In his Oct. 8 “Chiesa” column anticipating the upcoming Vatican synod on the Church in the Middle East, Magister discussed the unique situation of Hebrew-speaking Catholics. Though there were only several hundred of them until a few years ago, they now have at least seven communities in Jerusalem, Jaffa, Be’er, Sheva, Haifa, Tiberias, Latrun and Nazareth.
They have a specific vicariate under the Latin Patriarchate of Jerusalem and are entrusted to Jesuit Fr. David Neuhaus, an Israeli Jew who converted to Christianity.
Fr. Neuhaus told Il Regno magazine that these communities have been formed by four contributions.
First, the Jews who came to Israel in a series of migratory waves were joined by Catholics who were either raised in the faith or were converts. They became an “integral part” of Hebrew-speaking Israeli society. The last such migration came from the collapse of the Soviet Union.
The second contribution came from foreign workers in Israel, who number about 200,000. They originated in Africa, Latin America, Eastern Europe and Asia, with 40,000 from the Philippines. Their children are born and baptized in Israel where they learn Hebrew and assimilate into Israeli society.
Additionally, there are two to three thousand Lebanese Maronite Catholics who moved to Israel after the Israeli withdrawal from Southern Lebanon. There are also African refugees from the southern Sudan.
The fourth contribution to country’s Catholics, in Fr. Neuhaus’ reckoning, came from the Palestinian Catholics who have been in Israel since its foundation. They have citizenship but live in socially disadvantaged conditions. They speak Arabic and are mainly based in the villages of Galilee, but they tend to move to the most economically attractive areas.
As an example Fr. Neuhaus cited the hundreds of Palestinian families who have moved to Be’er Sheva to work in the businesses around the Bedouin villages.
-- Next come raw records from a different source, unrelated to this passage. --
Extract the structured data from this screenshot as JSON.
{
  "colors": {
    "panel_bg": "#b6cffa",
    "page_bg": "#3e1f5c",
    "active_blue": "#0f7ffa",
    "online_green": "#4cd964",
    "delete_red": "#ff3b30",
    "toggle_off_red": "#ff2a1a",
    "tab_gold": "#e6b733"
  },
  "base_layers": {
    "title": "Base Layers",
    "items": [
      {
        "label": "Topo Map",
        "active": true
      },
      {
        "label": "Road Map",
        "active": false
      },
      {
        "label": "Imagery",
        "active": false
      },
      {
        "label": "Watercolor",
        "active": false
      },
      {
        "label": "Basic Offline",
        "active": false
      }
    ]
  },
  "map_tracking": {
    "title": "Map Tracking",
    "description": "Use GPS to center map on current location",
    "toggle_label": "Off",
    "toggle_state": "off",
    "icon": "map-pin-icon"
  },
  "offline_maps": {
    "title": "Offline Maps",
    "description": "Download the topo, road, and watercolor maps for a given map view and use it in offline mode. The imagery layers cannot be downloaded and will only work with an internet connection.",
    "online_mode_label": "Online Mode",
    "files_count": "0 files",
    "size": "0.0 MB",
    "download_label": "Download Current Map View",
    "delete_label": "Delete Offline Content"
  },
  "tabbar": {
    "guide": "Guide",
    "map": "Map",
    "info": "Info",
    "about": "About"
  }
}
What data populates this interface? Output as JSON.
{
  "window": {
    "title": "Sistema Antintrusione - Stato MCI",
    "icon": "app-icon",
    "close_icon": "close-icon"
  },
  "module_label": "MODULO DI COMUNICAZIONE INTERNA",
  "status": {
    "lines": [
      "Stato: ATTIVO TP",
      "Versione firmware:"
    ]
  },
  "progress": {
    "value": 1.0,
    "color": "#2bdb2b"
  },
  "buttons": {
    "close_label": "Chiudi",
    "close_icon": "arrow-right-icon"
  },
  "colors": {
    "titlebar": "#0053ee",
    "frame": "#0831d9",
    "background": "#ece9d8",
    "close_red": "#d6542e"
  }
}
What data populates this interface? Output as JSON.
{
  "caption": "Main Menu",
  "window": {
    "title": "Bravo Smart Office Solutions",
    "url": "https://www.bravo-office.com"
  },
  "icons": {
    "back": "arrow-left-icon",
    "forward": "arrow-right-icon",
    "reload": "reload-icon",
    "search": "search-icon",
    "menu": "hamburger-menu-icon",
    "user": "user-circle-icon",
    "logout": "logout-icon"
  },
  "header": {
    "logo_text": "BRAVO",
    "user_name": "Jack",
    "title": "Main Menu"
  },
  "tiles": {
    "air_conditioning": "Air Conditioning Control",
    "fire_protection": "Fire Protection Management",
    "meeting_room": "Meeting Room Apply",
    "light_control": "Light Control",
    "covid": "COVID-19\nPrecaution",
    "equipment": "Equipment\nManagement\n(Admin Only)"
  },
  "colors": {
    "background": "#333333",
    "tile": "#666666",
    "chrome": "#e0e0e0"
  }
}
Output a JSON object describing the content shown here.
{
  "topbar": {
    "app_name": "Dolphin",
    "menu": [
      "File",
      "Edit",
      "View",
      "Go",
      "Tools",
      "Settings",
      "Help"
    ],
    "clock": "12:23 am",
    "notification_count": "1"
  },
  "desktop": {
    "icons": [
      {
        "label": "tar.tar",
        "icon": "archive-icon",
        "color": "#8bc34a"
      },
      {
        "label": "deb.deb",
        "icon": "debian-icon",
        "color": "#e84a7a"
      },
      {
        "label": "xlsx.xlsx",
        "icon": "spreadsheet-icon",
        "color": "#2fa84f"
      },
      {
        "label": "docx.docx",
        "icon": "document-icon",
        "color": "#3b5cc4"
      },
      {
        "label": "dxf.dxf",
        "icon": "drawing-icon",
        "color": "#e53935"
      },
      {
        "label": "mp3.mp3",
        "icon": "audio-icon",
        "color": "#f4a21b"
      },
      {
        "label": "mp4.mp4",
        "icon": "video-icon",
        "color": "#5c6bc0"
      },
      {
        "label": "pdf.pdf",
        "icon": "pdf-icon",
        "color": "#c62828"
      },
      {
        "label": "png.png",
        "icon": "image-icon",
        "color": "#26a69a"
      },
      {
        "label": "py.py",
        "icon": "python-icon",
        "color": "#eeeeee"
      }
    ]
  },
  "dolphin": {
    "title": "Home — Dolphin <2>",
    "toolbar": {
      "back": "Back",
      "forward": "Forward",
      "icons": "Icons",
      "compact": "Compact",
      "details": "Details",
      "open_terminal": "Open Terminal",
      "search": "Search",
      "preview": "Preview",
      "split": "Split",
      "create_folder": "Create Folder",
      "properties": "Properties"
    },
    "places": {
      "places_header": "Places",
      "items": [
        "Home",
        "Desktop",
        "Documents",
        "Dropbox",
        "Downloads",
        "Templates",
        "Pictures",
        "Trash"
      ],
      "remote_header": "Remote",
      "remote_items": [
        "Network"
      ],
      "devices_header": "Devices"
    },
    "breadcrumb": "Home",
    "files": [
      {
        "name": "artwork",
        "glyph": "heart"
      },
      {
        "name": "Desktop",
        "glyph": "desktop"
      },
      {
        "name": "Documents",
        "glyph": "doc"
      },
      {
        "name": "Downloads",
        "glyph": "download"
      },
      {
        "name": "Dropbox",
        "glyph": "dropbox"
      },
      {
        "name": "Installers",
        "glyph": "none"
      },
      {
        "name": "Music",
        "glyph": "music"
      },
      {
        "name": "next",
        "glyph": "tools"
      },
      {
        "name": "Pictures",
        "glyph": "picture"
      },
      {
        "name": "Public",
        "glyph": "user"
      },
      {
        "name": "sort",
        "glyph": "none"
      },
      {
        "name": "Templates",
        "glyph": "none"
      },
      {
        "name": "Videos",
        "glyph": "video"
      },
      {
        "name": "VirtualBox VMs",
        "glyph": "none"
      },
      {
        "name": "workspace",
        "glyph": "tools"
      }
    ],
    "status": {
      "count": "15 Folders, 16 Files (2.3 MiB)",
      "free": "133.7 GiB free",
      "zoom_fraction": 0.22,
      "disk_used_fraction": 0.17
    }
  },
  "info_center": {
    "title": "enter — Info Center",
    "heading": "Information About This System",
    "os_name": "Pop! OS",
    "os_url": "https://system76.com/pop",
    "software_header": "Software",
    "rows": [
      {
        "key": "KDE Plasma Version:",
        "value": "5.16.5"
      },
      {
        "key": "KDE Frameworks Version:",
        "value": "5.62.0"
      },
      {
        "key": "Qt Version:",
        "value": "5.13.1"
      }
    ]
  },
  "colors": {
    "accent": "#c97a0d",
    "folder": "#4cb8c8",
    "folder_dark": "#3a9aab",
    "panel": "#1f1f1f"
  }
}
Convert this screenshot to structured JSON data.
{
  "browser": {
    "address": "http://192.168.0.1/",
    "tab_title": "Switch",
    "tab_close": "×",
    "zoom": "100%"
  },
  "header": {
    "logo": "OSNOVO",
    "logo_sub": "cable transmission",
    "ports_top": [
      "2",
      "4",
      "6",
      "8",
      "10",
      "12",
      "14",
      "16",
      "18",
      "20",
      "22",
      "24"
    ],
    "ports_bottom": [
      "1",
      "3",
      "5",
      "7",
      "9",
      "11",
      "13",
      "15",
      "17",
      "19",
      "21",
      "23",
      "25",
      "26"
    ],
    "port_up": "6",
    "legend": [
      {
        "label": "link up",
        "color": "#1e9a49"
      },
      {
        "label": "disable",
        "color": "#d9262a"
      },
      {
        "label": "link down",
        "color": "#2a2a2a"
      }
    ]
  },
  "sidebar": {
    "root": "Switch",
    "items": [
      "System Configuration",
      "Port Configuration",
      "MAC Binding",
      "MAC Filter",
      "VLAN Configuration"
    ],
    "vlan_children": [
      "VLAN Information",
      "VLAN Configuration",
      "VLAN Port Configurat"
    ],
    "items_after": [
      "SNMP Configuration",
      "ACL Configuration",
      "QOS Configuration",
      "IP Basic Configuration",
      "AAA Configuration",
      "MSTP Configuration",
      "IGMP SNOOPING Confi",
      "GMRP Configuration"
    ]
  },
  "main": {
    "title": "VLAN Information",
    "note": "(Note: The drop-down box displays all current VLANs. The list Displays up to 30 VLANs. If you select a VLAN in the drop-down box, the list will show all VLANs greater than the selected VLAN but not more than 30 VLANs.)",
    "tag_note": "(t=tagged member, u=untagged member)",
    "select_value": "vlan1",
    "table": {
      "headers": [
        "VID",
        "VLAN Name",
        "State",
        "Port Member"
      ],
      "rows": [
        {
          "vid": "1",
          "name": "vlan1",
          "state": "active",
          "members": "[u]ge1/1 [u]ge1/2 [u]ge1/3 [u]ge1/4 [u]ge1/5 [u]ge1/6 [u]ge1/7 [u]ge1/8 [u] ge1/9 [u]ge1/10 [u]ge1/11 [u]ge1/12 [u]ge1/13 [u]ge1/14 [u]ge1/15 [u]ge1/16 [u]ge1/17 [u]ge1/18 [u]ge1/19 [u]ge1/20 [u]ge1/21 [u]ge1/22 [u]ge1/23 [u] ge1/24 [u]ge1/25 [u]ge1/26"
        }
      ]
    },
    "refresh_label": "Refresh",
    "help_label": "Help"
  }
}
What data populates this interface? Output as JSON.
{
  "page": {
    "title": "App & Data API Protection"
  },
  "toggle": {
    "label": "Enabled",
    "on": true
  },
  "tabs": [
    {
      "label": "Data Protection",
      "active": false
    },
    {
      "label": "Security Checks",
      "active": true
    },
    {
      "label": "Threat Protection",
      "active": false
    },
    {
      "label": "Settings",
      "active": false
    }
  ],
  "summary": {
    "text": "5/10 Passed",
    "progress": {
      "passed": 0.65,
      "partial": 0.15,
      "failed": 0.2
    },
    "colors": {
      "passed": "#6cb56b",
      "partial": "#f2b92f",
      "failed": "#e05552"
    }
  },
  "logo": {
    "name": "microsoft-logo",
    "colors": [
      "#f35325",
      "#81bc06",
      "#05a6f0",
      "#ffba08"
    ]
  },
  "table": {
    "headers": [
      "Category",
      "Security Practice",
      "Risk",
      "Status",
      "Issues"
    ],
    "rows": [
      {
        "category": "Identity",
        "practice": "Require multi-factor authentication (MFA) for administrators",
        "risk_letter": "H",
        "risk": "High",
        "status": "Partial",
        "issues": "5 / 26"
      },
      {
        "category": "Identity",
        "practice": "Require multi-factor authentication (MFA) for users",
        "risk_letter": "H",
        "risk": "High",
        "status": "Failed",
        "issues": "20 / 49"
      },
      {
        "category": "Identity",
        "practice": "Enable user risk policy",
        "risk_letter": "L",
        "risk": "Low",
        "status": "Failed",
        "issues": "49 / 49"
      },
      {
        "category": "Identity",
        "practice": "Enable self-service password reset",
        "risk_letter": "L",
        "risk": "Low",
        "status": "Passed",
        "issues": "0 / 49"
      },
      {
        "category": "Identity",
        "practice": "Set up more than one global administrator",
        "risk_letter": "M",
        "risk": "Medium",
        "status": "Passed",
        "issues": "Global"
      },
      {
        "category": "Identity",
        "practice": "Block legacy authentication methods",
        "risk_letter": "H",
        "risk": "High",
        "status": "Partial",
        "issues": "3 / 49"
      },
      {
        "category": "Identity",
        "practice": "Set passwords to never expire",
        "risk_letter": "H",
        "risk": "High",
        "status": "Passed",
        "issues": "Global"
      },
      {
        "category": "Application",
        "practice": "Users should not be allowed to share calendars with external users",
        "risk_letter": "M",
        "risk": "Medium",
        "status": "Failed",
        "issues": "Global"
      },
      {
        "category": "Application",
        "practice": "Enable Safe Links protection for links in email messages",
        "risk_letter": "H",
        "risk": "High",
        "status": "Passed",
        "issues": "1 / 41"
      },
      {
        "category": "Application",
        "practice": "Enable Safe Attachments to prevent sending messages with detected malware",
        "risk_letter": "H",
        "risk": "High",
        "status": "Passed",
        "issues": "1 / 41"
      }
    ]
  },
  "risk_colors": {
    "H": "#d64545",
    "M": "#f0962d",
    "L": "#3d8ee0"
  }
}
According to the priest, they do not live with the Bedouins because they are of a socially and economically lower class.
“They send their children to Hebrew-language schools, and so we have a new generation of Palestinian Arabs who speak Arabic only at home, and can no longer read or write it," the priest told Il Regno.
He said the vicariate works with “limited means,” but its efforts are especially directed toward the children, with the first catechisms ever published in Hebrew.
“In the patriarchate, the Palestinian Christian majority gets more attention, so the Hebrew-speaking Christians are in a certain sense forgotten … As Hebrew-speaking Catholics, we are a minority twice over, both in the state of Israel and in the Church. Sometimes we have the impression of living in a tiny ghetto."
According to Magister, the upcoming synod on the Middle East says in its base text that the existence of the vicariate for Hebrew-speaking Catholics is “a great help” in the dialogue with Judaism.
The Vatican expert also reports that the lamented “exodus” of Christians from the region involves the “geographically flexible” term “the Holy Land,” which extends to the Palestinian Territories and parts of neighboring Arab countries.
While members of ancient Christian communities, such as those in Iraq, are fleeing persecution, elsewhere other Catholics arrive in great numbers for employment. In Kuwait alone there are two million immigrant workers, twice the number of Kuwaiti citizens. There are 350,000 Catholics among these workers, mainly from India and the Philippines.
Rome is considering how to redraw the boundaries of the vicariates in Saudi Arabia and the Gulf to divide the immense vicariate of Arabia, Magister reports.